The New Jersey Supreme Court on July 2 cleared the way for more lawyers to take on pro bono bankruptcy work, especially those from larger firms.
The court overturned an ethics opinion which found that lawyers who do pro bono work for Chapter 7 debtors without any assets have a conflict of interest if their firms happen to represent any of the debtor’s creditors, even in an entirely unrelated matter.
Volunteer Lawyers for Justice (VLJ), a Newark-based pro bono organization, challenged the opinion because the requirement for a conflict waiver was deterring lawyers who wanted to participate, especially those from large law firms that represent large institutional creditors such as banks, phone companies and utilities, to whom the low-income debtors it served often owe money.
The New Jersey state bar association also argued as an amicus for reversal, along with the Pro Bono Institute and clinics at Rutgers-Newark and Rutgers-Camden law schools.
The court has now concluded that there is no conflict and that “this valuable pro bono effort can continue to operate with appropriate safeguards.”
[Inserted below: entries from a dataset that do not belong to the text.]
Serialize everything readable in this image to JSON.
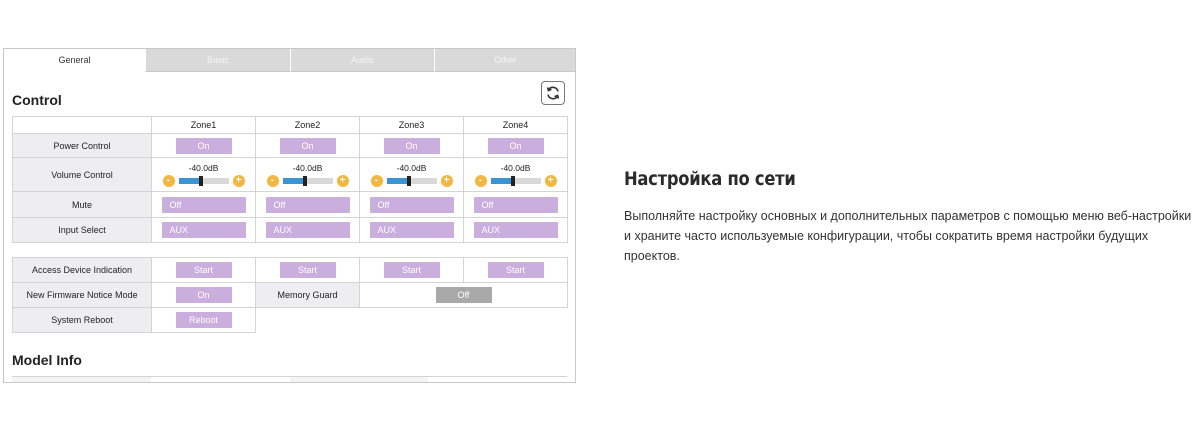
{
  "tabs": [
    {
      "label": "General",
      "active": true
    },
    {
      "label": "Basic",
      "active": false
    },
    {
      "label": "Audio",
      "active": false
    },
    {
      "label": "Other",
      "active": false
    }
  ],
  "control": {
    "title": "Control",
    "zones": [
      "Zone1",
      "Zone2",
      "Zone3",
      "Zone4"
    ],
    "rows": {
      "power": {
        "label": "Power Control",
        "values": [
          "On",
          "On",
          "On",
          "On"
        ]
      },
      "volume": {
        "label": "Volume Control",
        "values": [
          "-40.0dB",
          "-40.0dB",
          "-40.0dB",
          "-40.0dB"
        ],
        "level_fraction": 0.45,
        "minus": "-",
        "plus": "+"
      },
      "mute": {
        "label": "Mute",
        "values": [
          "Off",
          "Off",
          "Off",
          "Off"
        ]
      },
      "input": {
        "label": "Input Select",
        "values": [
          "AUX",
          "AUX",
          "AUX",
          "AUX"
        ]
      }
    },
    "access_device": {
      "label": "Access Device Indication",
      "button": "Start"
    },
    "firmware_notice": {
      "label": "New Firmware Notice Mode",
      "value": "On"
    },
    "memory_guard": {
      "label": "Memory Guard",
      "value": "Off"
    },
    "system_reboot": {
      "label": "System Reboot",
      "button": "Reboot"
    }
  },
  "model_info": {
    "title": "Model Info"
  },
  "feature": {
    "title": "Настройка по сети",
    "description": "Выполняйте настройку основных и дополнительных параметров с помощью меню веб-настройки и храните часто используемые конфигурации, чтобы сократить время настройки будущих проектов."
  },
  "colors": {
    "button_purple": "#c9aede",
    "button_gray": "#a9a9a9",
    "slider_fill": "#3a93d3",
    "volume_buttons": "#f3b640"
  },
  "icons": {
    "refresh": "refresh-icon"
  }
}
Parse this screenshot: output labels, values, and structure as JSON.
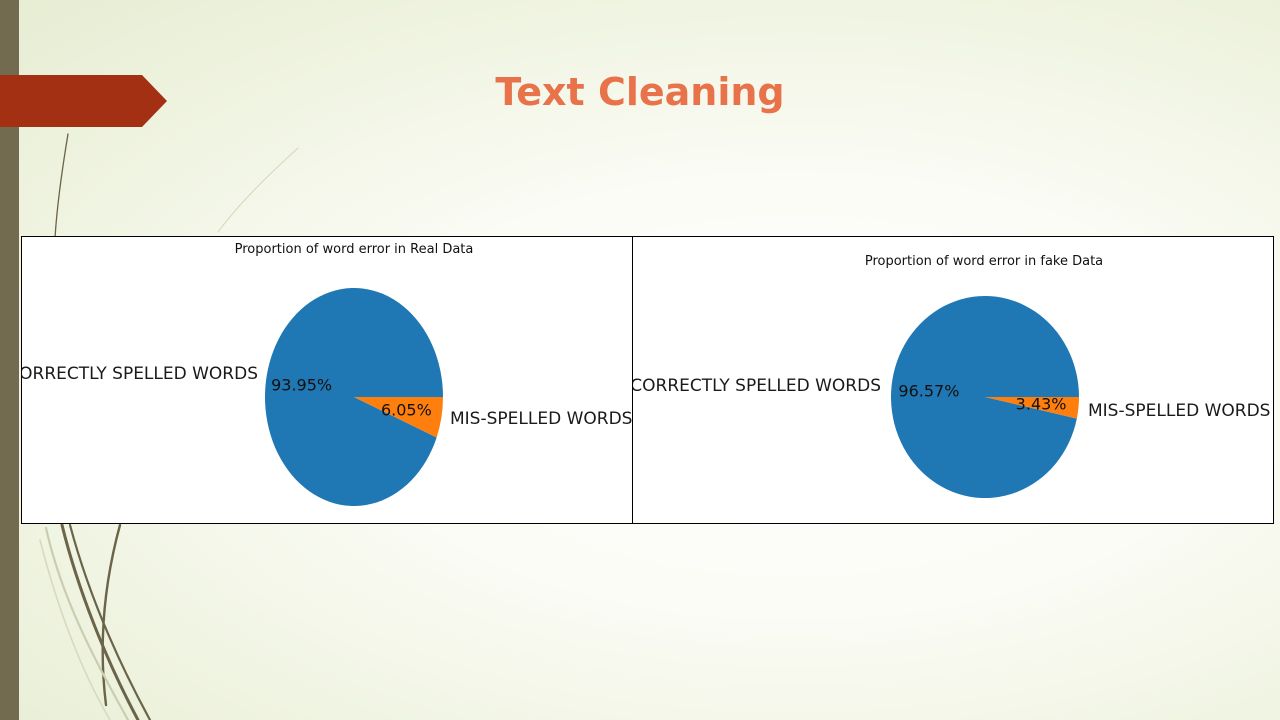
{
  "slide": {
    "title": "Text Cleaning",
    "colors": {
      "title": "#e8734a",
      "arrow": "#a33012",
      "left_bar": "#736b50",
      "background": "#f0f4e2"
    }
  },
  "chart_data": [
    {
      "type": "pie",
      "title": "Proportion of word error in Real Data",
      "labels": [
        "CORRECTLY SPELLED WORDS",
        "MIS-SPELLED WORDS"
      ],
      "values": [
        93.95,
        6.05
      ],
      "percent_labels": [
        "93.95%",
        "6.05%"
      ],
      "colors": [
        "#1f77b4",
        "#ff7f0e"
      ],
      "legend": "none"
    },
    {
      "type": "pie",
      "title": "Proportion of word error in fake Data",
      "labels": [
        "CORRECTLY SPELLED WORDS",
        "MIS-SPELLED WORDS"
      ],
      "values": [
        96.57,
        3.43
      ],
      "percent_labels": [
        "96.57%",
        "3.43%"
      ],
      "colors": [
        "#1f77b4",
        "#ff7f0e"
      ],
      "legend": "none"
    }
  ]
}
The state bar’s lawyer, Susan Feeney of McCarter & English in Newark, called the court’s decision “critical in helping us mobilize the private bar to take on more work.” If the ACPE opinion stood, “many lawyers would not do the work and others who tried to get the waiver might run into roadblocks.”